Namrataa is a certified Life Coach and Founder of Life Beyond Motherhood. She specialises in coaching mothers on finding their life balance. She can be reached at firstname.lastname@example.org.
She also blogs at http://worldofmoms.wordpress.com.
Gone are the days when one would say, ‘there is no school which teaches parenting’ because there are such schools that are functional and in demand now. However, not all of us might be inclined to learn about parenting and we might want to discover things along the way. Well, to each their own. Parenting is a unique journey which each of us must traverse for ourselves. Then, of course, there is the child – a result of the parenting that is doled out. If the child is a result of the parenting received, I often wonder how a child processes information that he / she receives which might sometimes be contradictory.
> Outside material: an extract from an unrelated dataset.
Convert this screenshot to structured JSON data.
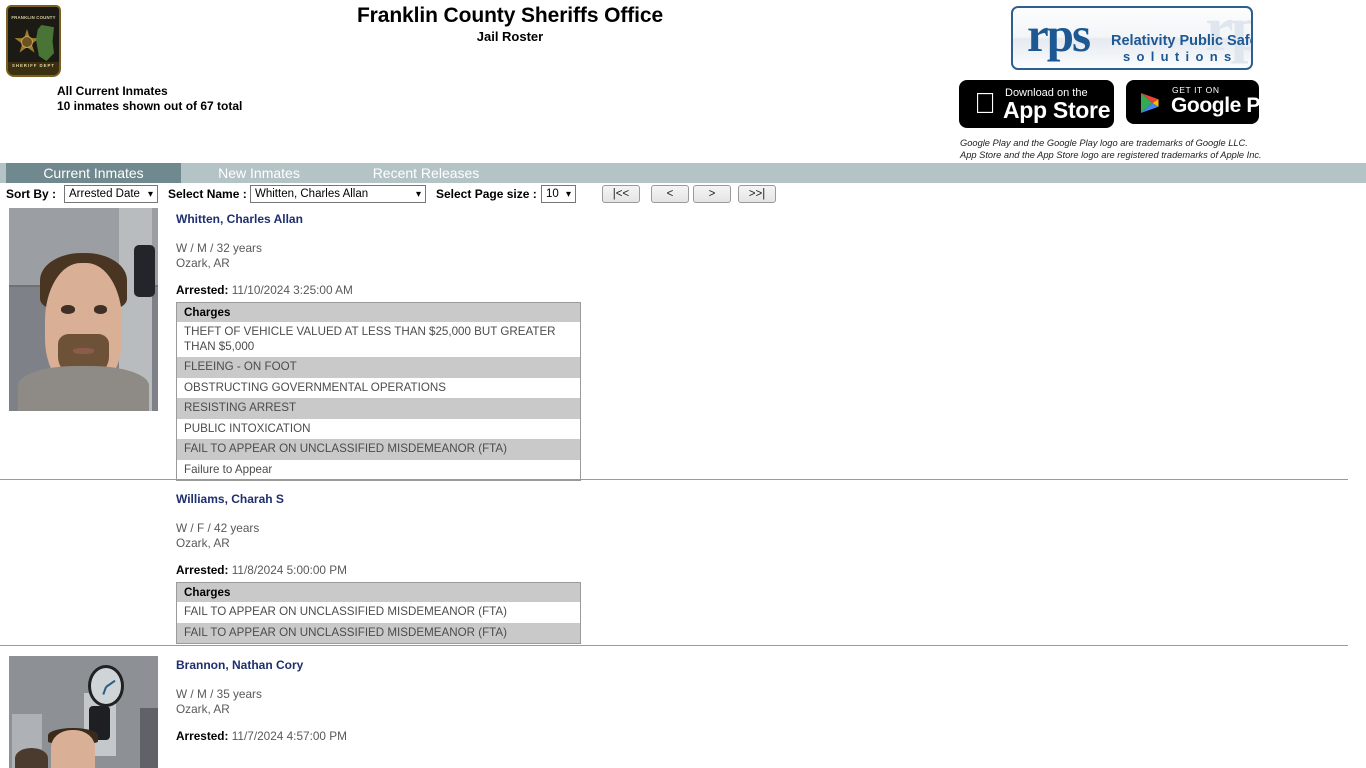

For instance, one parent likes to binge on junk food while the other is on a health trip or one parent believes academics are the way to success in life while the other might think academics are really quite irrelevant in the long run. So what does the child believe? Research has proven that when presented with two scenarios, human beings are more likely to pick the one which presents an easier path. The easier path that gets chosen, may not necessarily be the best path for the child. Does one parent work on undoing the path that he / she does not want the child to follow? It can all become quite a mesh and at the end of it all, can leave the child unsure about his / her choices in life and have a lasting impact on his / her self-confidence.
So what does one do? The answer is similar to what organizations resort to when they want to cascade a certain culture – ‘Alignment’. Well, it might sound unrealistic, but think of it this way. Culture Alignment, in an organization, is meant to get employees to align their own objectives with the organization’s objectives. Similarly, parenting needs alignment too. Communication is key to any kind of alignment. If parents end up arguing about how they do things differently, the child is at a loss. If, on the other hand, parents are able to discuss about how to handle a particular situation and how to provide the child with consistent messaging, the child would be clear about what is acceptable and what is not.
There are certainly divergent views that exist. More often than not, I would say. In such cases, agreeing on dividing up roles and responsibilities helps, with the agreement that messaging would remain consistent. It is like being a leader in an organization. At any point in time, one needs to uphold the organization’s interest. One cannot promote one’s own beliefs over an organization’s culture. The organization in this case, is the child.
Making time to reconnect as a couple is important, especially after having a child. Making time to discuss parenting is equally important too. There is, after all, a human being each of us parents are responsible for; someone who will soon grow up and mirror everything that he / she believes the parents stand for. Are we aligned on what we stand for, together?
Re-published with permission from the blog of ParentEdge, a bi-monthly parenting magazine that aims to expose parents to global trends in learning and partner with them in the intellectual enrichment of their children.